Hard Words for a Strong Family Bond
Some things are difficult to say. They leave us vulnerable and at the mercy of the other person. These same phrases, however, are often the statements most necessary to preserve and strengthen our relationships with our spouses, children, and parents. These difficult statements are actually treasures of the heart that we protect with great caution. Let me share some of these treasures—difficult statements that can strengthen your family relationships even though we struggle to give them voice. Practice them as often as needed.
- I’m sorry.
- You were right.
- I was wrong.
- I need your help.
- I don’t know.
- Will you forgive me?
- I’m hurt.
- I deserve what I get because I really messed up.
- I’m letting this go. (And then really doing it.)
- I’m scared.
- I forgive you.
- Good-bye. (i.e., to a family member leaving for college.)
- I do. (As in “who gives this woman to be married?” “I do.”)
Let me end with a quote from Stephen King that describes difficult words to say…and the need to state them.

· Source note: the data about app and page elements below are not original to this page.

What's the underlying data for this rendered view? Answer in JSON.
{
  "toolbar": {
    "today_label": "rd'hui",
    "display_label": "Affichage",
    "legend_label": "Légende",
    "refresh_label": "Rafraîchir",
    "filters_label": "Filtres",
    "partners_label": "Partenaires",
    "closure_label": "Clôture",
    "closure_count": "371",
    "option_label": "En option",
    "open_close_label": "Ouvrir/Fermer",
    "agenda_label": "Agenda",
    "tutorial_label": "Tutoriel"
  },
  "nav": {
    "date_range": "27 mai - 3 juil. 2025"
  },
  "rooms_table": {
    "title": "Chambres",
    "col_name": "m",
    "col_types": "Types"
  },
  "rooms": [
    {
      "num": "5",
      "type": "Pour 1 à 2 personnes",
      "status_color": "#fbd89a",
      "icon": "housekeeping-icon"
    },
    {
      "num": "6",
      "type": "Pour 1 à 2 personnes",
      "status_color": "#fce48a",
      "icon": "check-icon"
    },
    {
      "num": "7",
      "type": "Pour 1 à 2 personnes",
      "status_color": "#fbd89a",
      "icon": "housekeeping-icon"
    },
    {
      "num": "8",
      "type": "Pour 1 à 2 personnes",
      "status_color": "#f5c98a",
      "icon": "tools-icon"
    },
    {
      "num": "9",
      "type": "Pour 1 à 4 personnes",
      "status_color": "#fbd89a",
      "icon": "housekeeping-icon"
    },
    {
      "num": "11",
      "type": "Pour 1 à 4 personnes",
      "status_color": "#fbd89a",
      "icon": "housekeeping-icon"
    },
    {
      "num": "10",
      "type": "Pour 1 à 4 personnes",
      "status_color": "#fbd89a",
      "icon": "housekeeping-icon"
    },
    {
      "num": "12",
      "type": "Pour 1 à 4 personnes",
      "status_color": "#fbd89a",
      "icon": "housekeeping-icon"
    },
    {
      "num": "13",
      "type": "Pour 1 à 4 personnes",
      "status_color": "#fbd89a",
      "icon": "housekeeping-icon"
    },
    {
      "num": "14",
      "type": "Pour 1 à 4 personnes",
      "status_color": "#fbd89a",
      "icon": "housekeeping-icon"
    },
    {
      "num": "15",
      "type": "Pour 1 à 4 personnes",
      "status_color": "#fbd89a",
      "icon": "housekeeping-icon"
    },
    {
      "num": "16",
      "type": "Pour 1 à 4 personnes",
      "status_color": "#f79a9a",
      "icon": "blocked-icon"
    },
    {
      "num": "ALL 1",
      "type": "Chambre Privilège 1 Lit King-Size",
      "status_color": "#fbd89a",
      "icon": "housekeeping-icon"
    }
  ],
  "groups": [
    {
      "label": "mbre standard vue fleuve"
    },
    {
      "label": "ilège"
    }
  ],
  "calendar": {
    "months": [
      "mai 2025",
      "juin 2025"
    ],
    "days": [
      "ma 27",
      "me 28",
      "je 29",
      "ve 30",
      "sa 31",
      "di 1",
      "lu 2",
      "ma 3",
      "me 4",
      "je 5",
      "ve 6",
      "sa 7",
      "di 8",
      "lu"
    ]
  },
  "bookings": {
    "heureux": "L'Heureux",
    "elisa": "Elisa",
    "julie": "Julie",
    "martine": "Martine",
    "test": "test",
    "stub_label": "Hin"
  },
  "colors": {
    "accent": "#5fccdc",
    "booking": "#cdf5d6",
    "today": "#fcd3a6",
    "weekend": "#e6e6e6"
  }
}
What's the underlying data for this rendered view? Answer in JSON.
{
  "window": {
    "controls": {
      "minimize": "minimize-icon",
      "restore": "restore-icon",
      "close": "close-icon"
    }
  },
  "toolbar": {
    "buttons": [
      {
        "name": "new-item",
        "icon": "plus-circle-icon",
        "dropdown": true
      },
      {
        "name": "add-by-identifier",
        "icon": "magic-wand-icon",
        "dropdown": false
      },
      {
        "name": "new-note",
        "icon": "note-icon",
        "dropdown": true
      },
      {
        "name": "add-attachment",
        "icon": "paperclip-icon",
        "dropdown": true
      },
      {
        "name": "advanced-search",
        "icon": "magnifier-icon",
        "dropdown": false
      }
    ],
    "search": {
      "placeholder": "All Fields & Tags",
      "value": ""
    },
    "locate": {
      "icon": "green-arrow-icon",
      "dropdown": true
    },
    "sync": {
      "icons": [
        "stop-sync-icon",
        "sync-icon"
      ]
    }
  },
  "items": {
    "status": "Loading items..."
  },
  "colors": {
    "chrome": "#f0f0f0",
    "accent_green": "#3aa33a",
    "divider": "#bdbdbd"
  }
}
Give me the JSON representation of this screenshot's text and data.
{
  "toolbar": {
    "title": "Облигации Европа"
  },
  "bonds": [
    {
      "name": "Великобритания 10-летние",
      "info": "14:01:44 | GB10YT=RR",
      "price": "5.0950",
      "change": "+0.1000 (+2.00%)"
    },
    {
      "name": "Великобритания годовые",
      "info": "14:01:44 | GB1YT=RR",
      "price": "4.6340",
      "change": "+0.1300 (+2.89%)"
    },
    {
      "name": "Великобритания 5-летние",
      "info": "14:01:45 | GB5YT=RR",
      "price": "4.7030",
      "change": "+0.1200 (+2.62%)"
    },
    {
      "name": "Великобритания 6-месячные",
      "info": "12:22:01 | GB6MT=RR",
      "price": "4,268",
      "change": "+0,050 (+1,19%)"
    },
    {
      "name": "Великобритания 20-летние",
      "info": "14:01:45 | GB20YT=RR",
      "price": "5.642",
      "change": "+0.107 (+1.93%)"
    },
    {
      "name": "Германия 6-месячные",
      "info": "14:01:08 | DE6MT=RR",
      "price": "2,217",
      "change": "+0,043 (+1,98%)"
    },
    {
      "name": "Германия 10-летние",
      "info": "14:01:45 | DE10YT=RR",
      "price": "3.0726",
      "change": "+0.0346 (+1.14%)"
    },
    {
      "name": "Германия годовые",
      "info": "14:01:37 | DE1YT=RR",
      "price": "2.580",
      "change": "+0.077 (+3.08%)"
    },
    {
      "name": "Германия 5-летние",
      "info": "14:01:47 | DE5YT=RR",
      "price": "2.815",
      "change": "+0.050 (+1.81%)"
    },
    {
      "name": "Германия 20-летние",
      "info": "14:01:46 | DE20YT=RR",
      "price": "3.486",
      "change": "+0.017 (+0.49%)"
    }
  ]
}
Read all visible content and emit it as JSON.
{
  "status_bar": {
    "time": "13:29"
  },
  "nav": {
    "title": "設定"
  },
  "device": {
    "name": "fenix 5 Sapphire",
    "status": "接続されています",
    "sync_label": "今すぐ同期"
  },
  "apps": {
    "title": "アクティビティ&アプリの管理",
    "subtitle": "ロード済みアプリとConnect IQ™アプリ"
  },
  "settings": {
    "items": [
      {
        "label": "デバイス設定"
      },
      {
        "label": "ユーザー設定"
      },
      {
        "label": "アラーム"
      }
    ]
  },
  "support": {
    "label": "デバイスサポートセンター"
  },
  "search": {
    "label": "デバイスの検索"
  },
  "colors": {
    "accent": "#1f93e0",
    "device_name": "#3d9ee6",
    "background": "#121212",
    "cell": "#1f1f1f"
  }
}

“The most important things are the hardest to say. They are the things you get ashamed of, because words diminish them—words shrink things that seemed limitless when they were in your head to no more than living size when they’re brought out. But it’s more than that, isn’t it? The most important things lie too close to wherever your secret heart is buried, like landmarks to a treasure your enemies would love to steal away. And you may make revelations that cost you dearly only to have people look at you in a funny way, not understanding what you’ve said at all, or why you thought it was so important that you almost cried while you were saying it. That’s the worst, I think. When the secret stays locked within not for want of a teller but for want of an understanding ear.” –Stephen King